There are numerous techniques Don employed to assure this. One is victim-stancing, or “playing the victim.” Don does this all over his article. He has a whole paragraph dedicated to telling us what he has endured. He lost his wife, his children, his job, his opportunity to study at seminary, and of course his freedom. He mentions nothing about his betrayal to his victim, her family, his wife, his children, the youths he led, or his community.
Victim-stancing simply means the offender takes the stance of a victim. This is how he attempts to get others to feel sympathy for him in order to get what he wants. I have seen this be effective with strangers. But it is much more effective with people and victims who love the offender and with well-intentioned Christians.
Christians must become aware of how sex offenders manipulate our empathy to protect themselves and their ability to offend.
In fact, I suggest if you are interacting with a sex offender who is admitting he or she has harmed someone, and you feel yourself pulled to feel sorry for this person instead of, or more than, the victim, it is probable that an experienced victim-stancer is manipulating you.
One way sex offenders shift blame and play victim is with their use of passive language. It distances them from their actions and portrays the abuse as something that has happened to them, not a series of choices they have made.
Some examples from the article include: Don being in prison because of “a problem,” not his criminal behaviour; he merely “failed to heed” God’s warnings instead of progressing with grooming and abuse; he “gravitated” towards the victim, instead of choosing and grooming her for abuse; the relationship “had crossed a line” instead of him pushing past boundaries he shouldn’t have; and, of course, he didn’t choose to abuse and rape a young woman, instead he “fell.”
Consider a glimpse into the position his victim was placed in. Victims bear the weight of knowing. They experience violation of their soul and body and feel shame and guilt for behaviours their abuser is responsible for. If they experience pleasure relationally and/or physically it reinforces the distorted belief that they wanted the abuse to happen, that they are responsible for it. This increases their shame.
Victims are coerced into keeping the abuser’s secrets. In Don’s case, his victim, the child, is effectively isolated, through the deceptions that he, the adult, enforces through control, the manipulation of her love and trust, and implicit shaming. If she seeks support from her parents or anyone else, she believes she, not her abuser, will be responsible for the destruction of his life, his family, whom she has known for years, and the youth ministry. She bears this weight alone.
Conversely, as long as the secret is kept, Don has the support of his family, his church community, his victim, and her family! He is trusted, loved, adored, and applauded.
So Now What?
Dr. Salter’s statement concerning understanding as the best way to protect ourselves reminds me of Hosea 4:6: “My people are destroyed for lack of knowledge.”
How long will we allow our children and our youth to be destroyed for lack of knowledge? How long will we allow faulty understandings of forgiveness and redemption to invite predators to prey on our youth?

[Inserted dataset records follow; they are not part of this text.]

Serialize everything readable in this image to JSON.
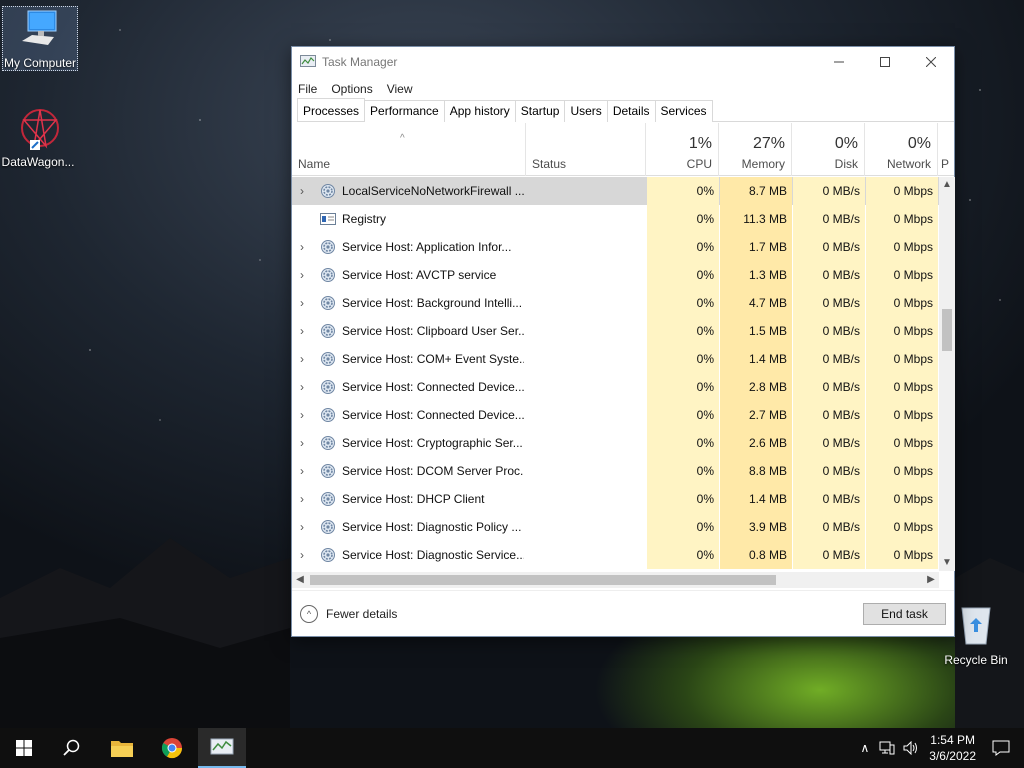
{
  "desktop": {
    "icons": [
      {
        "label": "My Computer"
      },
      {
        "label": "DataWagon..."
      },
      {
        "label": "Recycle Bin"
      }
    ]
  },
  "window": {
    "title": "Task Manager",
    "menu": [
      "File",
      "Options",
      "View"
    ],
    "tabs": [
      "Processes",
      "Performance",
      "App history",
      "Startup",
      "Users",
      "Details",
      "Services"
    ],
    "columns": {
      "name": "Name",
      "status": "Status",
      "cpu": {
        "pct": "1%",
        "label": "CPU"
      },
      "memory": {
        "pct": "27%",
        "label": "Memory"
      },
      "disk": {
        "pct": "0%",
        "label": "Disk"
      },
      "network": {
        "pct": "0%",
        "label": "Network"
      },
      "next_partial": "P"
    },
    "rows": [
      {
        "name": "LocalServiceNoNetworkFirewall ...",
        "cpu": "0%",
        "mem": "8.7 MB",
        "disk": "0 MB/s",
        "net": "0 Mbps",
        "expand": true,
        "icon": "gear-icon"
      },
      {
        "name": "Registry",
        "cpu": "0%",
        "mem": "11.3 MB",
        "disk": "0 MB/s",
        "net": "0 Mbps",
        "expand": false,
        "icon": "registry-icon"
      },
      {
        "name": "Service Host: Application Infor...",
        "cpu": "0%",
        "mem": "1.7 MB",
        "disk": "0 MB/s",
        "net": "0 Mbps",
        "expand": true,
        "icon": "gear-icon"
      },
      {
        "name": "Service Host: AVCTP service",
        "cpu": "0%",
        "mem": "1.3 MB",
        "disk": "0 MB/s",
        "net": "0 Mbps",
        "expand": true,
        "icon": "gear-icon"
      },
      {
        "name": "Service Host: Background Intelli...",
        "cpu": "0%",
        "mem": "4.7 MB",
        "disk": "0 MB/s",
        "net": "0 Mbps",
        "expand": true,
        "icon": "gear-icon"
      },
      {
        "name": "Service Host: Clipboard User Ser...",
        "cpu": "0%",
        "mem": "1.5 MB",
        "disk": "0 MB/s",
        "net": "0 Mbps",
        "expand": true,
        "icon": "gear-icon"
      },
      {
        "name": "Service Host: COM+ Event Syste...",
        "cpu": "0%",
        "mem": "1.4 MB",
        "disk": "0 MB/s",
        "net": "0 Mbps",
        "expand": true,
        "icon": "gear-icon"
      },
      {
        "name": "Service Host: Connected Device...",
        "cpu": "0%",
        "mem": "2.8 MB",
        "disk": "0 MB/s",
        "net": "0 Mbps",
        "expand": true,
        "icon": "gear-icon"
      },
      {
        "name": "Service Host: Connected Device...",
        "cpu": "0%",
        "mem": "2.7 MB",
        "disk": "0 MB/s",
        "net": "0 Mbps",
        "expand": true,
        "icon": "gear-icon"
      },
      {
        "name": "Service Host: Cryptographic Ser...",
        "cpu": "0%",
        "mem": "2.6 MB",
        "disk": "0 MB/s",
        "net": "0 Mbps",
        "expand": true,
        "icon": "gear-icon"
      },
      {
        "name": "Service Host: DCOM Server Proc...",
        "cpu": "0%",
        "mem": "8.8 MB",
        "disk": "0 MB/s",
        "net": "0 Mbps",
        "expand": true,
        "icon": "gear-icon"
      },
      {
        "name": "Service Host: DHCP Client",
        "cpu": "0%",
        "mem": "1.4 MB",
        "disk": "0 MB/s",
        "net": "0 Mbps",
        "expand": true,
        "icon": "gear-icon"
      },
      {
        "name": "Service Host: Diagnostic Policy ...",
        "cpu": "0%",
        "mem": "3.9 MB",
        "disk": "0 MB/s",
        "net": "0 Mbps",
        "expand": true,
        "icon": "gear-icon"
      },
      {
        "name": "Service Host: Diagnostic Service...",
        "cpu": "0%",
        "mem": "0.8 MB",
        "disk": "0 MB/s",
        "net": "0 Mbps",
        "expand": true,
        "icon": "gear-icon"
      }
    ],
    "footer": {
      "fewer_details": "Fewer details",
      "end_task": "End task"
    }
  },
  "taskbar": {
    "time": "1:54 PM",
    "date": "3/6/2022"
  },
  "colors": {
    "cpu_bg": "#fff4c4",
    "memory_bg": "#ffe9a8",
    "selected_row": "#d7d7d7",
    "taskbar": "#0f0f0f"
  }
}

Our churches must become communities where victims and survivors’ safety, experiences, healing, and wisdom are elevated.
We must become communities that recognize the tactics sex offenders use to groom and offend.
We must train our compassion to be directed towards those who were victimized. We must withhold our sympathy from those that offend, knowing this enables them to continue to destroy themselves and others.
Forgiveness and love do not equal turning a blind eye to injustice. Instead, we must offer offenders a “severe mercy” that holds them accountable, and enforces life long restrictions, and the possibility of transformation.
Let us become communities where sex offenders will fear offending because our love and protection of the vulnerable is so expansive, and our knowledge of every aspect of the dynamics of sexual abuse is glaringly evident. Let us, as Jesus said, become innocent as doves and wise as serpents.
Photo (Flickr CC) by Vivek Jena.